▶ [What you have to do]
With the records in front of you, set every one of them down exactly.
[Opening Entries provided section]
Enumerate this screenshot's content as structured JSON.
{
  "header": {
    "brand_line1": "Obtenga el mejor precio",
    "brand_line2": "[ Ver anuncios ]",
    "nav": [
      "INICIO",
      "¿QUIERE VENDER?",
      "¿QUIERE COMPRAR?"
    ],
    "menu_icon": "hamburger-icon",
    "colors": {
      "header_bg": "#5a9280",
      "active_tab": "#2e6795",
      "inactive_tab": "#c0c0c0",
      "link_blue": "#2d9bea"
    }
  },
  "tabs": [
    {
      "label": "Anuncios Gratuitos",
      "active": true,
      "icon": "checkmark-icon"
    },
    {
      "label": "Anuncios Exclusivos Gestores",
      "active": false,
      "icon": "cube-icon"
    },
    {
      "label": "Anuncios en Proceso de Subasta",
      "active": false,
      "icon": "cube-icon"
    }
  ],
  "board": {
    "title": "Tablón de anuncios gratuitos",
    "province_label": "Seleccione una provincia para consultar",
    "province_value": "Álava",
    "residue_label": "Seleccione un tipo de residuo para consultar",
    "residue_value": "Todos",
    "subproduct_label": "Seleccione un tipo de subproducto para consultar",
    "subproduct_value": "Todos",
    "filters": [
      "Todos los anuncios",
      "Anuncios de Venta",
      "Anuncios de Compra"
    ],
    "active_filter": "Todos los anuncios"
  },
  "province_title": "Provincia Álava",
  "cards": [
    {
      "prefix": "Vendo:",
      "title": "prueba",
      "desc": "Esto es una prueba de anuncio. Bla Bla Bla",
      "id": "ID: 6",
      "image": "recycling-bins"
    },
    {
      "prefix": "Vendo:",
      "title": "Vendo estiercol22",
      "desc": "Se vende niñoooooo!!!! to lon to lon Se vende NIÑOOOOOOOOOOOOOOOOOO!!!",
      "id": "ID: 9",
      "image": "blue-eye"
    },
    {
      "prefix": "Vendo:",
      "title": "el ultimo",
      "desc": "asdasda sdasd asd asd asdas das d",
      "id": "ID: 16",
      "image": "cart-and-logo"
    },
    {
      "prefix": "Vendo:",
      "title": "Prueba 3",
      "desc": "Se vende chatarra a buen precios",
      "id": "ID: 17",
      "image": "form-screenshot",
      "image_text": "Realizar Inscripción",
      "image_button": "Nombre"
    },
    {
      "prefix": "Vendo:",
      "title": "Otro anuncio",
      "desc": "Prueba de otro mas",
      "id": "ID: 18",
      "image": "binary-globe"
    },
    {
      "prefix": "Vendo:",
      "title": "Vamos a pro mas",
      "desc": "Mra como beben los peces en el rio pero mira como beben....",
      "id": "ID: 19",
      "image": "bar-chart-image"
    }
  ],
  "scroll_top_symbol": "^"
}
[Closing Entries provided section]
▶ [Answer box]
Enumerate this screenshot's content as structured JSON.
{
  "header": {
    "brand_line1": "Obtenga el mejor precio",
    "brand_line2": "[ Ver anuncios ]",
    "nav": [
      "INICIO",
      "¿QUIERE VENDER?",
      "¿QUIERE COMPRAR?"
    ],
    "menu_icon": "hamburger-icon",
    "colors": {
      "header_bg": "#5a9280",
      "active_tab": "#2e6795",
      "inactive_tab": "#c0c0c0",
      "link_blue": "#2d9bea"
    }
  },
  "tabs": [
    {
      "label": "Anuncios Gratuitos",
      "active": true,
      "icon": "checkmark-icon"
    },
    {
      "label": "Anuncios Exclusivos Gestores",
      "active": false,
      "icon": "cube-icon"
    },
    {
      "label": "Anuncios en Proceso de Subasta",
      "active": false,
      "icon": "cube-icon"
    }
  ],
  "board": {
    "title": "Tablón de anuncios gratuitos",
    "province_label": "Seleccione una provincia para consultar",
    "province_value": "Álava",
    "residue_label": "Seleccione un tipo de residuo para consultar",
    "residue_value": "Todos",
    "subproduct_label": "Seleccione un tipo de subproducto para consultar",
    "subproduct_value": "Todos",
    "filters": [
      "Todos los anuncios",
      "Anuncios de Venta",
      "Anuncios de Compra"
    ],
    "active_filter": "Todos los anuncios"
  },
  "province_title": "Provincia Álava",
  "cards": [
    {
      "prefix": "Vendo:",
      "title": "prueba",
      "desc": "Esto es una prueba de anuncio. Bla Bla Bla",
      "id": "ID: 6",
      "image": "recycling-bins"
    },
    {
      "prefix": "Vendo:",
      "title": "Vendo estiercol22",
      "desc": "Se vende niñoooooo!!!! to lon to lon Se vende NIÑOOOOOOOOOOOOOOOOOO!!!",
      "id": "ID: 9",
      "image": "blue-eye"
    },
    {
      "prefix": "Vendo:",
      "title": "el ultimo",
      "desc": "asdasda sdasd asd asd asdas das d",
      "id": "ID: 16",
      "image": "cart-and-logo"
    },
    {
      "prefix": "Vendo:",
      "title": "Prueba 3",
      "desc": "Se vende chatarra a buen precios",
      "id": "ID: 17",
      "image": "form-screenshot",
      "image_text": "Realizar Inscripción",
      "image_button": "Nombre"
    },
    {
      "prefix": "Vendo:",
      "title": "Otro anuncio",
      "desc": "Prueba de otro mas",
      "id": "ID: 18",
      "image": "binary-globe"
    },
    {
      "prefix": "Vendo:",
      "title": "Vamos a pro mas",
      "desc": "Mra como beben los peces en el rio pero mira como beben....",
      "id": "ID: 19",
      "image": "bar-chart-image"
    }
  ],
  "scroll_top_symbol": "^"
}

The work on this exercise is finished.